[[ PROVIDED MATERIAL, beginning ]]

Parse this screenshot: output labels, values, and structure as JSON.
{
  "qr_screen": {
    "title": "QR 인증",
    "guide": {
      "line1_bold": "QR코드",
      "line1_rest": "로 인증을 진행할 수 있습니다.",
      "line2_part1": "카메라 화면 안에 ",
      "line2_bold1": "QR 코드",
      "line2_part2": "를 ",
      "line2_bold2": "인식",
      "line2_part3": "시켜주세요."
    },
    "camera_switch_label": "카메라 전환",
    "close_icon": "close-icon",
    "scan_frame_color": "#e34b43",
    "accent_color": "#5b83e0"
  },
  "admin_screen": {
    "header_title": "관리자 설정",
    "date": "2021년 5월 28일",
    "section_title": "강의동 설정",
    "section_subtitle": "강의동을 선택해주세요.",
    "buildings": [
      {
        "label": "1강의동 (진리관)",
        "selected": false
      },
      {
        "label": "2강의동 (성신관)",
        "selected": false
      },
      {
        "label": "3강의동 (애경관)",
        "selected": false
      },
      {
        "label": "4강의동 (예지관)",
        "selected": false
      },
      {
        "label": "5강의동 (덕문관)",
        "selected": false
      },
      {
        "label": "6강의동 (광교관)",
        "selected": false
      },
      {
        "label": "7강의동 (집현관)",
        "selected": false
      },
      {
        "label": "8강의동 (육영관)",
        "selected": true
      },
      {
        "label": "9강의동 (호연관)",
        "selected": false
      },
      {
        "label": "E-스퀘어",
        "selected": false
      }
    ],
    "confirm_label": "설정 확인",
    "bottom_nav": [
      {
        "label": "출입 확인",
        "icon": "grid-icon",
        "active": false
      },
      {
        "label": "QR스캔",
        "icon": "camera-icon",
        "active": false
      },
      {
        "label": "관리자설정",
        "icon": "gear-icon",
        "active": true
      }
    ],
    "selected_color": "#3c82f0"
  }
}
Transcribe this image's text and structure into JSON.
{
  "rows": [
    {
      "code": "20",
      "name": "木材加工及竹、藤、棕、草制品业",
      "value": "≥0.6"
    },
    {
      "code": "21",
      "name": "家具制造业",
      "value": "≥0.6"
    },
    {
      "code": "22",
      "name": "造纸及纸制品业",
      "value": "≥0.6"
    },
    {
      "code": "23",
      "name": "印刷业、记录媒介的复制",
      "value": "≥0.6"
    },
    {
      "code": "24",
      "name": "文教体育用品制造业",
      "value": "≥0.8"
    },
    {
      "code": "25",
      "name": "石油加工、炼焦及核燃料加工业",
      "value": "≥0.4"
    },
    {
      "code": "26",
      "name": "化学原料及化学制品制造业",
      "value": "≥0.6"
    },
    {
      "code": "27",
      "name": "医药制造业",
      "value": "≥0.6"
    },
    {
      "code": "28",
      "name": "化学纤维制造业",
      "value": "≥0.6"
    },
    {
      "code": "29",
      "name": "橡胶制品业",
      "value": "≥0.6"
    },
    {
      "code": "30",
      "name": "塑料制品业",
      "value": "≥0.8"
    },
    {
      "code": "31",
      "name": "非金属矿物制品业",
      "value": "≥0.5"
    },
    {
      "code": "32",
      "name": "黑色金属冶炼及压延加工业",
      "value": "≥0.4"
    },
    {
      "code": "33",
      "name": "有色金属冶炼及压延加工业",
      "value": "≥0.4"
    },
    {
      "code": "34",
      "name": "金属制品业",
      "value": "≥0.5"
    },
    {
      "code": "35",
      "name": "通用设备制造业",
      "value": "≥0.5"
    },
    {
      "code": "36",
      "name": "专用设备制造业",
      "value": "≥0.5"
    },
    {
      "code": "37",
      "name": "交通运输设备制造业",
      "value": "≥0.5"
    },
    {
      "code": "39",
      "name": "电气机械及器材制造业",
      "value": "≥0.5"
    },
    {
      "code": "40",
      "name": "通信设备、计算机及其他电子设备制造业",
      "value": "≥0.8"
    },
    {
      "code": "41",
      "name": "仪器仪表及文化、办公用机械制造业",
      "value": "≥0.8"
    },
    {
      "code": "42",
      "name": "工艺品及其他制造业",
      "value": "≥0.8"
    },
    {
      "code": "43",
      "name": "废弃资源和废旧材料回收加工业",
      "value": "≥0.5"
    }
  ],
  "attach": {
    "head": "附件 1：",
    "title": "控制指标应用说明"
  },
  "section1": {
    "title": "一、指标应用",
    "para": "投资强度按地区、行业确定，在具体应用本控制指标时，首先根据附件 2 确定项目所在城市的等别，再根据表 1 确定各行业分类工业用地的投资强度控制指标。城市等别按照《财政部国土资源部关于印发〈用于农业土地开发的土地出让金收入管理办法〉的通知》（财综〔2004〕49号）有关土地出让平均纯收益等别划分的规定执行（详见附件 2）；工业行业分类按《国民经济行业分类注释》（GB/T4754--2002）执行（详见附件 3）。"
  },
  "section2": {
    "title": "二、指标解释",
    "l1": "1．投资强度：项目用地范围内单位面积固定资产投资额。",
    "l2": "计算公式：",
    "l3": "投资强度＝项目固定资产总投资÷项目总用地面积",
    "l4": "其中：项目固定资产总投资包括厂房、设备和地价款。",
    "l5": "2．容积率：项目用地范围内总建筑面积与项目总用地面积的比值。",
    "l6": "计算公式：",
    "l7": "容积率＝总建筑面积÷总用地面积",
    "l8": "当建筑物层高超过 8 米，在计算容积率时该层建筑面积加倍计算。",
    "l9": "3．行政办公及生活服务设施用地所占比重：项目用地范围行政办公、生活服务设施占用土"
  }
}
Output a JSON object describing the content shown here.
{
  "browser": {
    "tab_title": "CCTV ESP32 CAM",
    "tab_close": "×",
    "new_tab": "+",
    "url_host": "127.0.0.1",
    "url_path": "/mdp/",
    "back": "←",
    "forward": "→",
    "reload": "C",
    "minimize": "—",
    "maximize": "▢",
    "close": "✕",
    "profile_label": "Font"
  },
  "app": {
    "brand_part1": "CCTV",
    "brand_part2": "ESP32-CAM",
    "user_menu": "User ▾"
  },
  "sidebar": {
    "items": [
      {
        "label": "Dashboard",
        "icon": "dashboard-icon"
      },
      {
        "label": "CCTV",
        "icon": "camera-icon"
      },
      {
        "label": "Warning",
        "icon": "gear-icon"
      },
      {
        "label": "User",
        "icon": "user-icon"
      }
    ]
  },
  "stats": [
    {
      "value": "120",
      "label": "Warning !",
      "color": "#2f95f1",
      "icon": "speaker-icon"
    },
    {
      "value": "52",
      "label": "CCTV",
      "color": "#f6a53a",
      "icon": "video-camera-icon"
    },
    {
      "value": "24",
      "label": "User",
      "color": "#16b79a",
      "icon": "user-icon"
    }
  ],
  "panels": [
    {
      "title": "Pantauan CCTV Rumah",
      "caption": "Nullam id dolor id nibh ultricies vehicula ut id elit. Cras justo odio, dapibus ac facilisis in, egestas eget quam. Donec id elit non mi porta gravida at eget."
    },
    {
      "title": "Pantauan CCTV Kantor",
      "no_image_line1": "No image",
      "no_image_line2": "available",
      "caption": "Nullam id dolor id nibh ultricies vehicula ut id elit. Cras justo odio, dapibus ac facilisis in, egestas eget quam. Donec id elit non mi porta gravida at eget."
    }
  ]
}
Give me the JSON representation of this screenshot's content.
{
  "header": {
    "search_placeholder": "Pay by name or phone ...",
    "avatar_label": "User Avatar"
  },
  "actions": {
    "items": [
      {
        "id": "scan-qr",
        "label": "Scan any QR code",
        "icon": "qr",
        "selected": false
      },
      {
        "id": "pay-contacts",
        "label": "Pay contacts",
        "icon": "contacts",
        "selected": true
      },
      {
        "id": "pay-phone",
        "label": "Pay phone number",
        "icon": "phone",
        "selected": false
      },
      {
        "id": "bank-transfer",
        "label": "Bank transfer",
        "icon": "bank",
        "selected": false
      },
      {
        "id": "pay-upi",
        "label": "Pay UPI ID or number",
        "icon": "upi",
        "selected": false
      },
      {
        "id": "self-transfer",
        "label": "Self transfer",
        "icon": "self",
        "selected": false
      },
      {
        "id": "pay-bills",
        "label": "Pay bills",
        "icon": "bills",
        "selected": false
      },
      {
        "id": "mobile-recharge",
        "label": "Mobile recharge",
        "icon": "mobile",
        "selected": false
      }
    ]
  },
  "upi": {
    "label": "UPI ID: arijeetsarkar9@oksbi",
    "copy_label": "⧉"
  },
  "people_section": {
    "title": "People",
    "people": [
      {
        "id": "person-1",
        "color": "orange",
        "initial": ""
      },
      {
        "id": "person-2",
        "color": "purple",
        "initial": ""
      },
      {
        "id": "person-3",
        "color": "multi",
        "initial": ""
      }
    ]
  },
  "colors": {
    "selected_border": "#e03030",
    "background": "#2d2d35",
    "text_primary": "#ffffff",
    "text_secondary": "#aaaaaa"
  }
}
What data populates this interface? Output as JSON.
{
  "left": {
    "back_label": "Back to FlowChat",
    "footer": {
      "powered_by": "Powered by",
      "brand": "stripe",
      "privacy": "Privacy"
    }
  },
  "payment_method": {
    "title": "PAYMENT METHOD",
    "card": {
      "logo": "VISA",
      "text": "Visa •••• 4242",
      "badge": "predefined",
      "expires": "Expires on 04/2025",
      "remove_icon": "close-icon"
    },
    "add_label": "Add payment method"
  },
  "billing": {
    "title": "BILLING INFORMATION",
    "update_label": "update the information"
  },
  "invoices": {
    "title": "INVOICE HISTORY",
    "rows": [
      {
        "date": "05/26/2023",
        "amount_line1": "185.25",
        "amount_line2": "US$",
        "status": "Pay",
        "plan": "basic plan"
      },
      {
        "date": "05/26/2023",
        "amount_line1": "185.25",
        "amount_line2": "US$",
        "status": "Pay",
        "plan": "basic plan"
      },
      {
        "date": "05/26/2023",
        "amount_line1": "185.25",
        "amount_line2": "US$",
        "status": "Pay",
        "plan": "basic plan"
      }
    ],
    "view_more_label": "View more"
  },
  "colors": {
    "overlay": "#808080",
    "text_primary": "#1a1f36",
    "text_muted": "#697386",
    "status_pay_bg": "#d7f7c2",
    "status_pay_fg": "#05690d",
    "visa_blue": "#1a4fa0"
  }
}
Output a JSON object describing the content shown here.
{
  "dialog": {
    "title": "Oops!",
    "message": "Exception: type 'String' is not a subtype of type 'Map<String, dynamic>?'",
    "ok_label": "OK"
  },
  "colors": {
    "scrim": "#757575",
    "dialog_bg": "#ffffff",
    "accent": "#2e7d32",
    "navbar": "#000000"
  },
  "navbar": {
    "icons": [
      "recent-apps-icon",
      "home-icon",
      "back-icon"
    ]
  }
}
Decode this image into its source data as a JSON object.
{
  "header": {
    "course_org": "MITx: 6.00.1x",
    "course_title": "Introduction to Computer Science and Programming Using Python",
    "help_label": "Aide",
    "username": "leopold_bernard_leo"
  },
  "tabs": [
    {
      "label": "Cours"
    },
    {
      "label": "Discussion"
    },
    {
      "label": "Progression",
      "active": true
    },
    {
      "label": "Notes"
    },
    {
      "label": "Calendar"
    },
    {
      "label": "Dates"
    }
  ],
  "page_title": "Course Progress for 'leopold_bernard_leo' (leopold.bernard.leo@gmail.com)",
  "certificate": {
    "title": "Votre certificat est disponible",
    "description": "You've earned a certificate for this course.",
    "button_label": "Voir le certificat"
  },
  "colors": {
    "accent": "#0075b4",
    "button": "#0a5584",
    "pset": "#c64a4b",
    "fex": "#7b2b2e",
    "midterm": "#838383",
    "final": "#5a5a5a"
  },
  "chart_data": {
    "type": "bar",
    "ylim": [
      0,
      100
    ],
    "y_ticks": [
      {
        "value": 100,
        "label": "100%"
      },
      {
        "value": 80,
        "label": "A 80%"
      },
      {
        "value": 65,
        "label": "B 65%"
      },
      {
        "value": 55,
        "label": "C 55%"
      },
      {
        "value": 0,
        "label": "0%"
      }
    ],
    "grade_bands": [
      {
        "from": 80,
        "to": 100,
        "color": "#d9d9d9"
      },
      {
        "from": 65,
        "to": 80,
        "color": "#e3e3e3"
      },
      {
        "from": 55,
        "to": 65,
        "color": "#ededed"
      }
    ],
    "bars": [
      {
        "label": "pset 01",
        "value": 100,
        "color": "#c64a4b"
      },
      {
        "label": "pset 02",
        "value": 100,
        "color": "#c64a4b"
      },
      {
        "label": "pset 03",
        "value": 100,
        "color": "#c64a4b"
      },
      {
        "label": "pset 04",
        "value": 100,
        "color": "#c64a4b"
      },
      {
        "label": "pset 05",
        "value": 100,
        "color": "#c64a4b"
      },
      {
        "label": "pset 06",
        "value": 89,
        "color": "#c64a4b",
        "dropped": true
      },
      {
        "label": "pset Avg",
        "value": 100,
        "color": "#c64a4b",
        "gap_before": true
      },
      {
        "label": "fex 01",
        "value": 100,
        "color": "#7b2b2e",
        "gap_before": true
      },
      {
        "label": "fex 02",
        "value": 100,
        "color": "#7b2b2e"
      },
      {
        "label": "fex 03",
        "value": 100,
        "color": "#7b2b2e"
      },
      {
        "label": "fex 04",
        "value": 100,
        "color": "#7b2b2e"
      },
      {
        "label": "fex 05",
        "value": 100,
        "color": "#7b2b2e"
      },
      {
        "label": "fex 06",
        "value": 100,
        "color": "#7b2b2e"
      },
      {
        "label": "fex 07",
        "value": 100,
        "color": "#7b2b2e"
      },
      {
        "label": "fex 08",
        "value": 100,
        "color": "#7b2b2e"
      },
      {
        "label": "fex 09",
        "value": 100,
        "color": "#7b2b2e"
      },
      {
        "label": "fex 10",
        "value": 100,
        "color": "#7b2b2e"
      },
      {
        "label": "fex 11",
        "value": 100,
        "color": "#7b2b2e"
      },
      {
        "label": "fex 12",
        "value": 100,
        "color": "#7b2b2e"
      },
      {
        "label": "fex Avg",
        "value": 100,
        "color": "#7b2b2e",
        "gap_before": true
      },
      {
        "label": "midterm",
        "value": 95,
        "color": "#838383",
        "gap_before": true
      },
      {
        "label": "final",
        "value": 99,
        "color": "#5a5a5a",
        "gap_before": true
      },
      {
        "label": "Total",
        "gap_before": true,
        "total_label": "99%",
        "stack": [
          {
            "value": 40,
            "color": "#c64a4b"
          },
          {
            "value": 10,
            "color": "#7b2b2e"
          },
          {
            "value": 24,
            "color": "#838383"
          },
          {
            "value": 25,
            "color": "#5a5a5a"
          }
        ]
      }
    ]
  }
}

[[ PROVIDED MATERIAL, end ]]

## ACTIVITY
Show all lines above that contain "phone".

## YOUR RESPONSE
    "search_placeholder": "Pay by name or phone ...",
        "id": "pay-phone",
        "label": "Pay phone number",
        "icon": "phone",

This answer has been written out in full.